Cloud Linux’ security platform for Linux-based websites & web servers contains a high-severity PHP de-serialisation bug.
A high-severity security vulnerability in Cloud Linux’s Imunify360 cybersecurity platform could lead to arbitrary code execution & web-server takeover, according to researchers.
Imunify360 is a security platform for Linux-based web servers that allows users to configure various settings for real-time website protection & web-server security.
It offers an advanced firewall, intrusion detection & prevention, antivirus & antimalware scanning, automatic kernel patch updates and a web-host panel integration for managing it all.
According to researchers at Cisco Talos, the bug (CVE-2021-21956) specifically exists in the Ai-Bolit scanning functionality of the Imunift360, which allows webmasters & site administrators to search for viruses, vulnerabilities & malware code.
The bug, which rates 8.2 out of 10 on the CVSSv3.0 vulnerability-severity scale, can lead to a de-serialisation condition with controllable data, which would allow an attacker to then execute arbitrary code.
List of Signatures
It added, “To be more precise…inside the Deobfuscator class, ai-bolit-hoster.php keeps a list of signatures (regex) representing code patterns generated by common obfuscators…When a certain signature (regex) is inside a scanned file, the proper de-obfuscation handler is executed, which tries to pull out essential data from the obfuscated code.”
This handler, called “decodedFileGetContentsWithFunc,” contains a call to the un-serialise function – however, there is no input sanitisation to check whether the function’s input data is malicious, thus giving an attacker an opportunity to execute arbitrary code during un-serialisation.
By default, the Ai-Boilt scanner is installed as a service & works with a root privileges, which would give a successful attacker full control.
“A specially crafted malformed file can lead to potential arbitrary command execution.

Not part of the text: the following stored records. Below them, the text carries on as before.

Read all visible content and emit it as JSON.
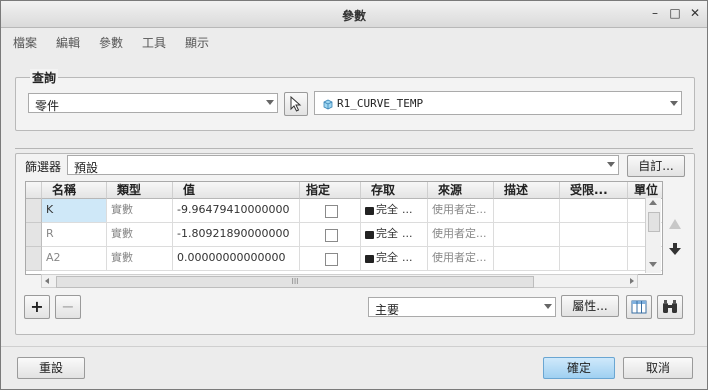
{
  "window": {
    "title": "參數",
    "minimize": "–",
    "maximize": "□",
    "close": "✕"
  },
  "menu": [
    "檔案",
    "編輯",
    "參數",
    "工具",
    "顯示"
  ],
  "query": {
    "legend": "查詢",
    "lookin_value": "零件",
    "object_value": "R1_CURVE_TEMP",
    "icons": {
      "select": "arrow-cursor-icon",
      "object": "part-cube-icon"
    }
  },
  "filter": {
    "label": "篩選器",
    "value": "預設",
    "customize": "自訂..."
  },
  "table": {
    "columns": [
      "名稱",
      "類型",
      "值",
      "指定",
      "存取",
      "來源",
      "描述",
      "受限...",
      "單位"
    ],
    "rows": [
      {
        "name": "K",
        "type": "實數",
        "value": "-9.96479410000000",
        "designated": false,
        "access": "完全",
        "access_more": "...",
        "source": "使用者定...",
        "description": "",
        "restricted": "",
        "unit": ""
      },
      {
        "name": "R",
        "type": "實數",
        "value": "-1.80921890000000",
        "designated": false,
        "access": "完全",
        "access_more": "...",
        "source": "使用者定...",
        "description": "",
        "restricted": "",
        "unit": ""
      },
      {
        "name": "A2",
        "type": "實數",
        "value": "0.00000000000000",
        "designated": false,
        "access": "完全",
        "access_more": "...",
        "source": "使用者定...",
        "description": "",
        "restricted": "",
        "unit": ""
      }
    ]
  },
  "toolbar": {
    "add": "+",
    "remove": "−",
    "main_value": "主要",
    "properties": "屬性...",
    "scroll_thumb_grip": "III"
  },
  "footer": {
    "reset": "重設",
    "ok": "確定",
    "cancel": "取消"
  },
  "colors": {
    "accent": "#9fd0f1",
    "selected_cell": "#cfe8f8"
  }
}
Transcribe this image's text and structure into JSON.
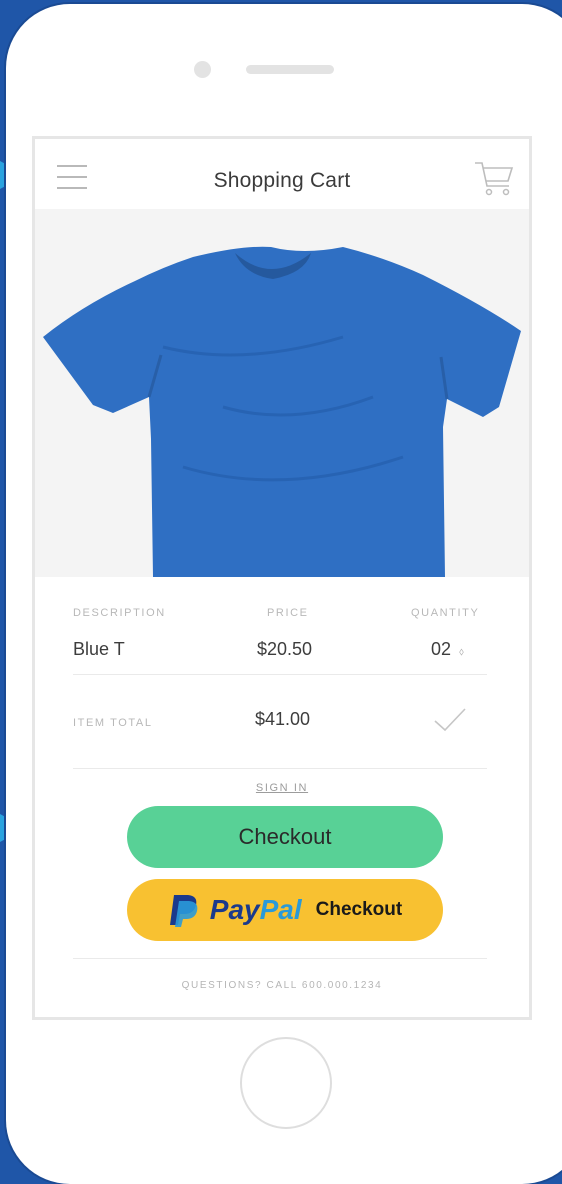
{
  "header": {
    "title": "Shopping Cart",
    "menu_icon": "hamburger-menu-icon",
    "cart_icon": "shopping-cart-icon"
  },
  "product": {
    "image": "blue-tshirt-image",
    "color": "#2f6fc3"
  },
  "table": {
    "headers": [
      "DESCRIPTION",
      "PRICE",
      "QUANTITY"
    ],
    "row": {
      "description": "Blue T",
      "price": "$20.50",
      "quantity": "02",
      "quantity_icon": "stepper-arrows-icon"
    }
  },
  "total": {
    "label": "ITEM TOTAL",
    "value": "$41.00",
    "icon": "checkmark-icon"
  },
  "actions": {
    "sign_in": "SIGN IN",
    "checkout": "Checkout",
    "paypal_pay": "Pay",
    "paypal_pal": "Pal",
    "paypal_checkout": "Checkout"
  },
  "footer": {
    "support": "QUESTIONS? CALL 600.000.1234"
  },
  "colors": {
    "checkout_green": "#58d196",
    "paypal_yellow": "#f8c131",
    "paypal_dark_blue": "#1b3a8c",
    "paypal_light_blue": "#2a9ad9",
    "arrow_blue": "#2aa3df",
    "background_blue": "#1f56a8"
  }
}
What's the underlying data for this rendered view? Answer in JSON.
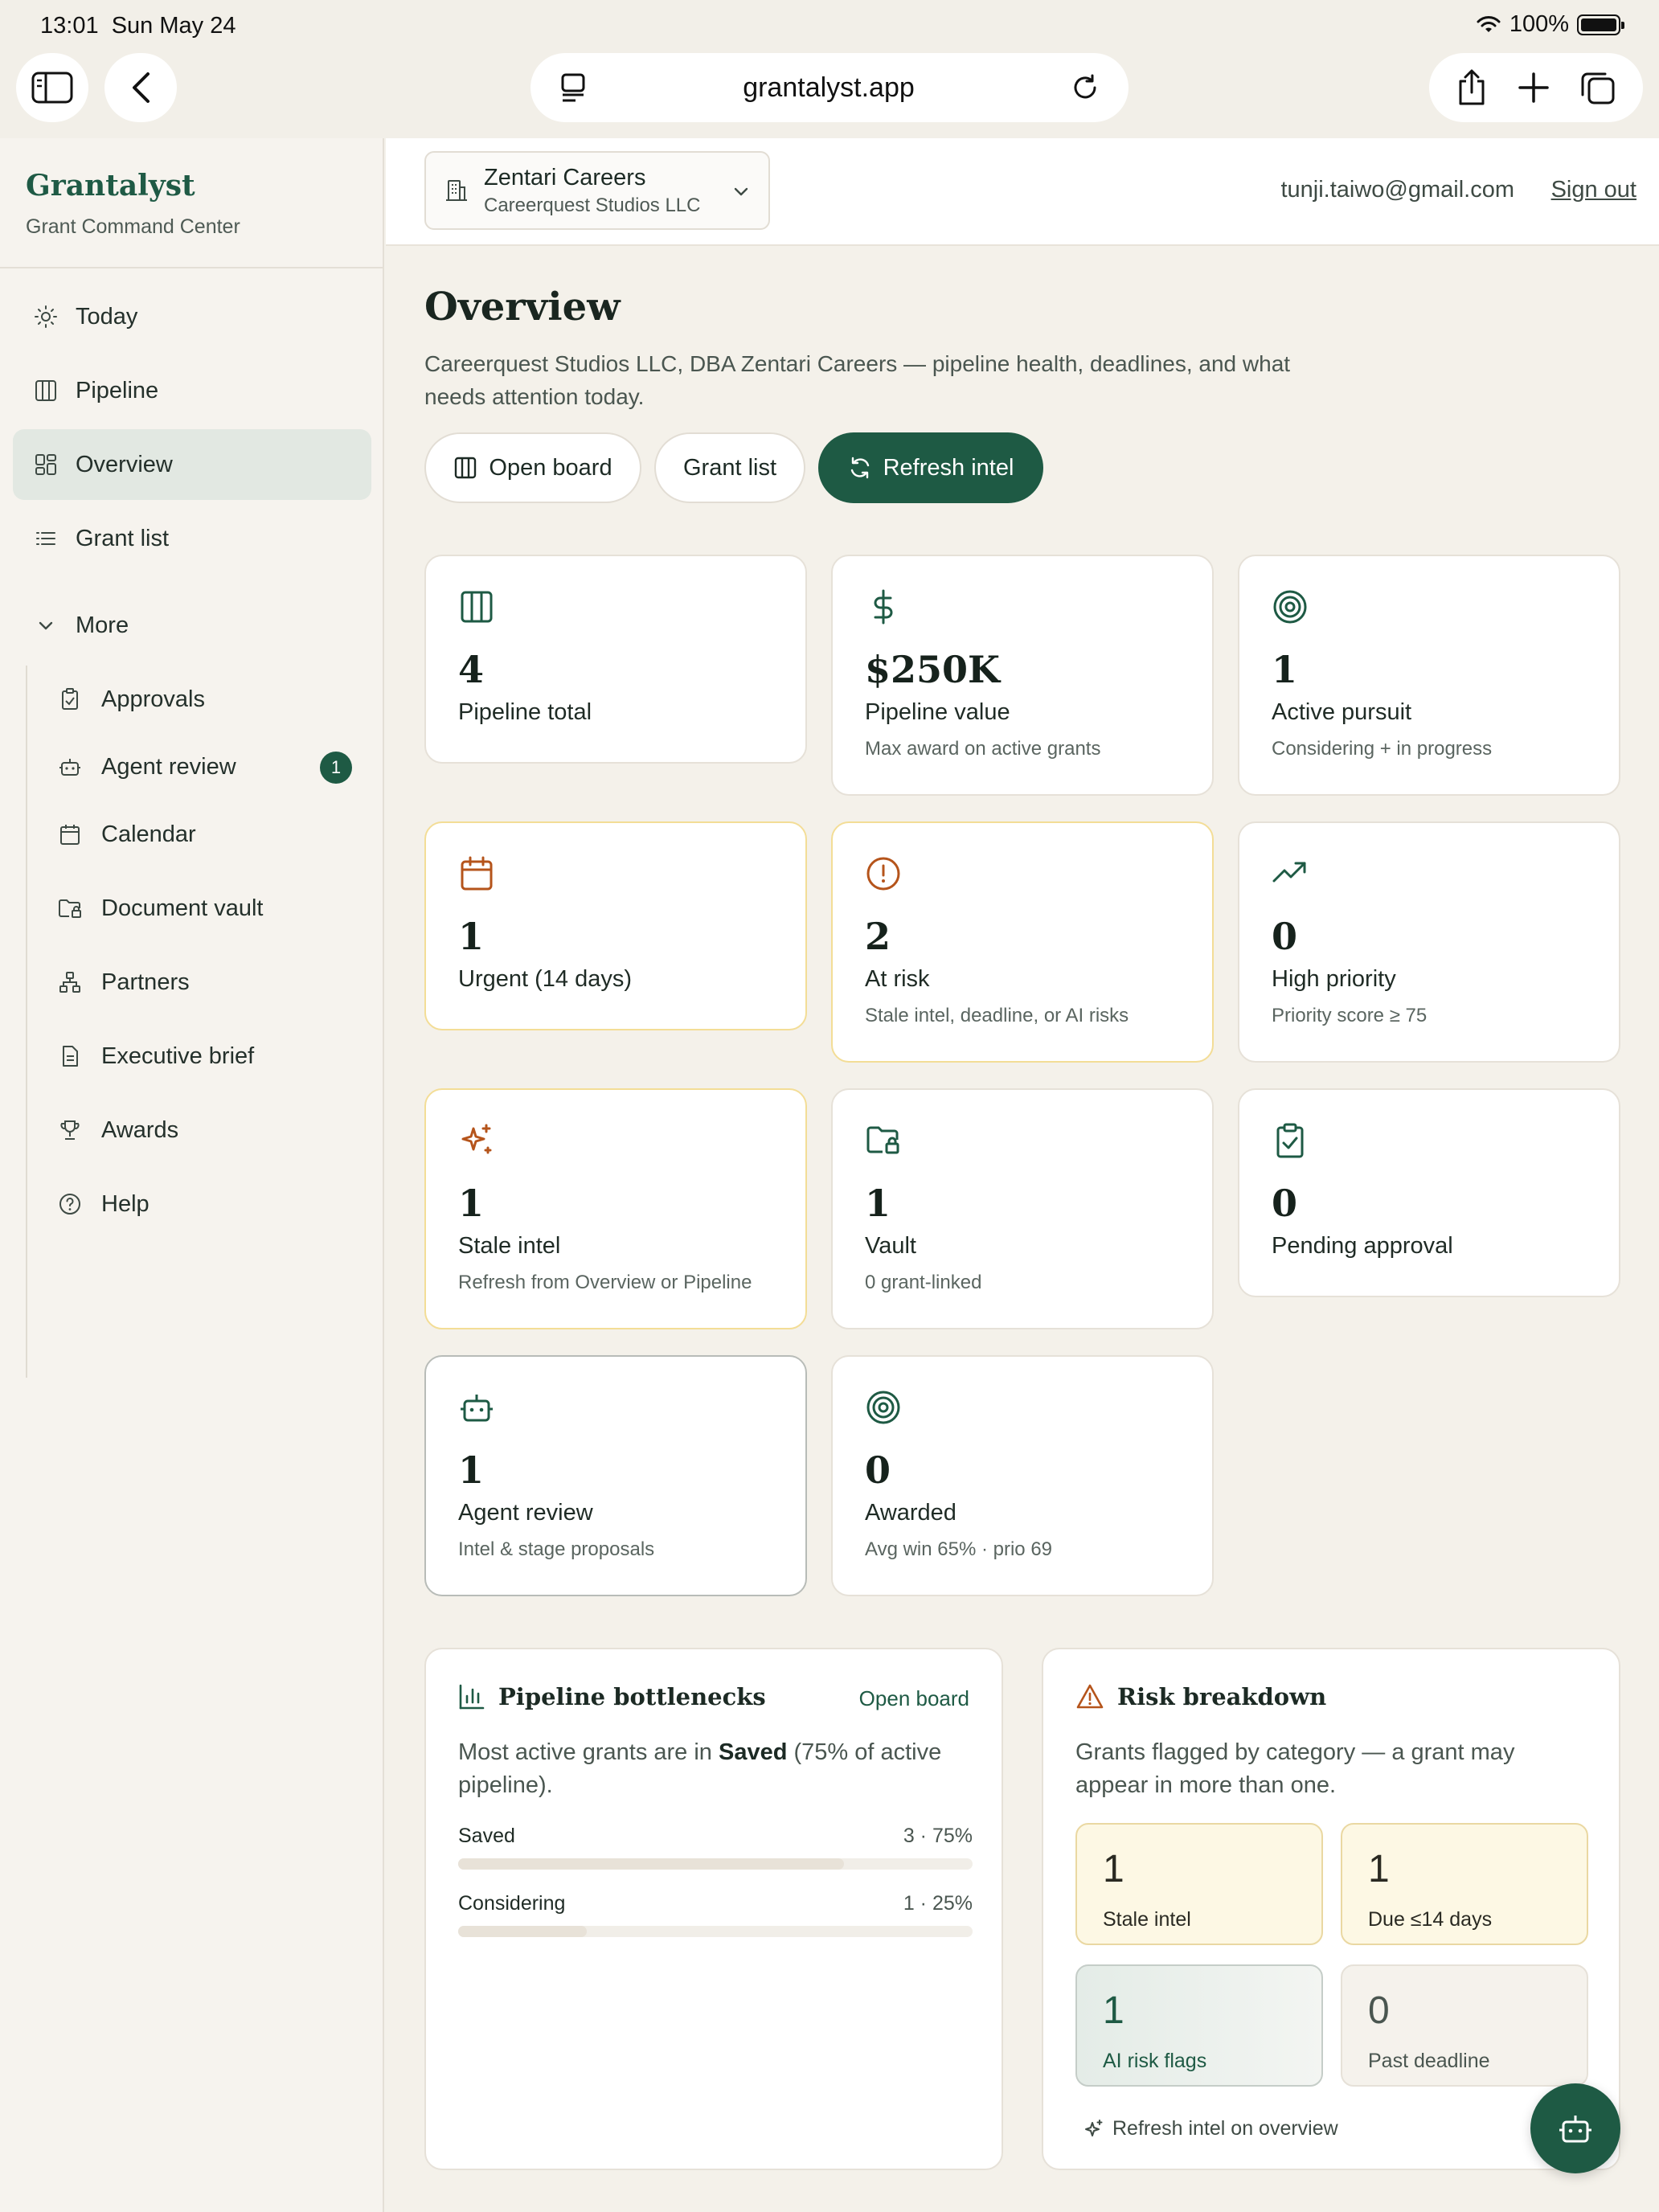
{
  "status": {
    "time": "13:01",
    "date": "Sun May 24",
    "battery": "100%"
  },
  "browser": {
    "url": "grantalyst.app"
  },
  "sidebar": {
    "brand": "Grantalyst",
    "brand_sub": "Grant Command Center",
    "items": [
      {
        "label": "Today",
        "icon": "sun-icon"
      },
      {
        "label": "Pipeline",
        "icon": "columns-icon"
      },
      {
        "label": "Overview",
        "icon": "grid-icon",
        "active": true
      },
      {
        "label": "Grant list",
        "icon": "list-icon"
      }
    ],
    "more_label": "More",
    "more_items": [
      {
        "label": "Approvals",
        "icon": "clipboard-icon"
      },
      {
        "label": "Agent review",
        "icon": "bot-icon",
        "badge": "1"
      },
      {
        "label": "Calendar",
        "icon": "calendar-icon"
      },
      {
        "label": "Document vault",
        "icon": "folder-lock-icon"
      },
      {
        "label": "Partners",
        "icon": "network-icon"
      },
      {
        "label": "Executive brief",
        "icon": "document-icon"
      },
      {
        "label": "Awards",
        "icon": "trophy-icon"
      },
      {
        "label": "Help",
        "icon": "help-icon"
      }
    ]
  },
  "topbar": {
    "org_name": "Zentari Careers",
    "org_legal": "Careerquest Studios LLC",
    "user_email": "tunji.taiwo@gmail.com",
    "sign_out": "Sign out"
  },
  "overview": {
    "title": "Overview",
    "description": "Careerquest Studios LLC, DBA Zentari Careers — pipeline health, deadlines, and what needs attention today.",
    "buttons": {
      "open_board": "Open board",
      "grant_list": "Grant list",
      "refresh_intel": "Refresh intel"
    }
  },
  "stats": [
    {
      "value": "4",
      "label": "Pipeline total",
      "sub": "",
      "icon": "columns-icon"
    },
    {
      "value": "$250K",
      "label": "Pipeline value",
      "sub": "Max award on active grants",
      "icon": "dollar-icon"
    },
    {
      "value": "1",
      "label": "Active pursuit",
      "sub": "Considering + in progress",
      "icon": "target-icon"
    },
    {
      "value": "1",
      "label": "Urgent (14 days)",
      "sub": "",
      "icon": "calendar-icon"
    },
    {
      "value": "2",
      "label": "At risk",
      "sub": "Stale intel, deadline, or AI risks",
      "icon": "alert-circle-icon"
    },
    {
      "value": "0",
      "label": "High priority",
      "sub": "Priority score ≥ 75",
      "icon": "trending-up-icon"
    },
    {
      "value": "1",
      "label": "Stale intel",
      "sub": "Refresh from Overview or Pipeline",
      "icon": "sparkles-icon"
    },
    {
      "value": "1",
      "label": "Vault",
      "sub": "0 grant-linked",
      "icon": "folder-lock-icon"
    },
    {
      "value": "0",
      "label": "Pending approval",
      "sub": "",
      "icon": "clipboard-check-icon"
    },
    {
      "value": "1",
      "label": "Agent review",
      "sub": "Intel & stage proposals",
      "icon": "bot-icon"
    },
    {
      "value": "0",
      "label": "Awarded",
      "sub": "Avg win 65% · prio 69",
      "icon": "target-icon"
    }
  ],
  "bottlenecks": {
    "title": "Pipeline bottlenecks",
    "link": "Open board",
    "desc_pre": "Most active grants are in ",
    "desc_bold": "Saved",
    "desc_post": " (75% of active pipeline).",
    "rows": [
      {
        "label": "Saved",
        "value": "3 · 75%",
        "fraction": 0.75
      },
      {
        "label": "Considering",
        "value": "1 · 25%",
        "fraction": 0.25
      }
    ]
  },
  "risk": {
    "title": "Risk breakdown",
    "desc": "Grants flagged by category — a grant may appear in more than one.",
    "tiles": [
      {
        "value": "1",
        "label": "Stale intel"
      },
      {
        "value": "1",
        "label": "Due ≤14 days"
      },
      {
        "value": "1",
        "label": "AI risk flags"
      },
      {
        "value": "0",
        "label": "Past deadline"
      }
    ],
    "refresh_link": "Refresh intel on overview"
  },
  "colors": {
    "brand": "#1e5a44",
    "warning": "#b5541b",
    "background": "#f4f1ea"
  }
}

An attacker can provide a malicious file to trigger this vulnerability,” according to Cisco Talos’ analysis (which also contains a proof-of-concept exploit).
In practice, there are a couple of ways for an attacker to carry out an exploit in the real world, researchers stated. For one, if Immunify360 is configured with real-time file system scanning, the attacker need only to create a malicious file in the system, they noted.
Or the attacker could also provide a malicious file directly to the target, which would trigger an exploit when a user scans it with the Ai-Bolit scanner.
Those using Imunify360 to protect their Linux webservers should upgrade to the latest version of the platform to prevent successful cyber-attacks – it contains a patch.
Marcin ‘Icewall’ Noga of Cisco Talos is credited with discovering the bug.